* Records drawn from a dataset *
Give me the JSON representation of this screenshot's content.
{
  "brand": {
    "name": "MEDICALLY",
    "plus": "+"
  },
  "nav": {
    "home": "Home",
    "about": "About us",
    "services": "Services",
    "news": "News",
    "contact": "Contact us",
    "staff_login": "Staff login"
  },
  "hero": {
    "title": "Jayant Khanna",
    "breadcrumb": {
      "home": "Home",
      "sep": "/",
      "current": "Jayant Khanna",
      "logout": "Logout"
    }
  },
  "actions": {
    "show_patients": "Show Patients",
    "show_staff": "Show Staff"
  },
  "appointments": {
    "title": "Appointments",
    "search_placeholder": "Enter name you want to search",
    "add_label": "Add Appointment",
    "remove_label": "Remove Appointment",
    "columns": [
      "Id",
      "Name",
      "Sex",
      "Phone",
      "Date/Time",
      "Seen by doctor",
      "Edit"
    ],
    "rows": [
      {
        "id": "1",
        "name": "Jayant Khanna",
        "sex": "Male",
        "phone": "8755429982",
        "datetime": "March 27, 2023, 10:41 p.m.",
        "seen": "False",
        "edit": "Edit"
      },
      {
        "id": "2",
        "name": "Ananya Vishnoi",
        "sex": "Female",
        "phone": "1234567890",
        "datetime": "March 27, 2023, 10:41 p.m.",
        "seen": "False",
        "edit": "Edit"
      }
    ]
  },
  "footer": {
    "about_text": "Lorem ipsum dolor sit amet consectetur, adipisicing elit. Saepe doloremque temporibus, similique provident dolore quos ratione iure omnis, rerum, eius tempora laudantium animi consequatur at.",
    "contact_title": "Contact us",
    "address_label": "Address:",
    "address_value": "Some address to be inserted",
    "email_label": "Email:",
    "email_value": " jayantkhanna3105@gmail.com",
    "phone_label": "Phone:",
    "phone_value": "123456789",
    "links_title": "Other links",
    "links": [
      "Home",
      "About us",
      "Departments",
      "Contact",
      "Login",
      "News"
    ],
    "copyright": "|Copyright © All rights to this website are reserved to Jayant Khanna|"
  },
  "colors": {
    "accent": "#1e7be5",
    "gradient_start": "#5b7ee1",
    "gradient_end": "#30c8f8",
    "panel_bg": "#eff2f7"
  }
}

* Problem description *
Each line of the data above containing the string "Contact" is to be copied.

* Output of the exercise *
    "contact": "Contact us",
    "contact_title": "Contact us",
      "Contact",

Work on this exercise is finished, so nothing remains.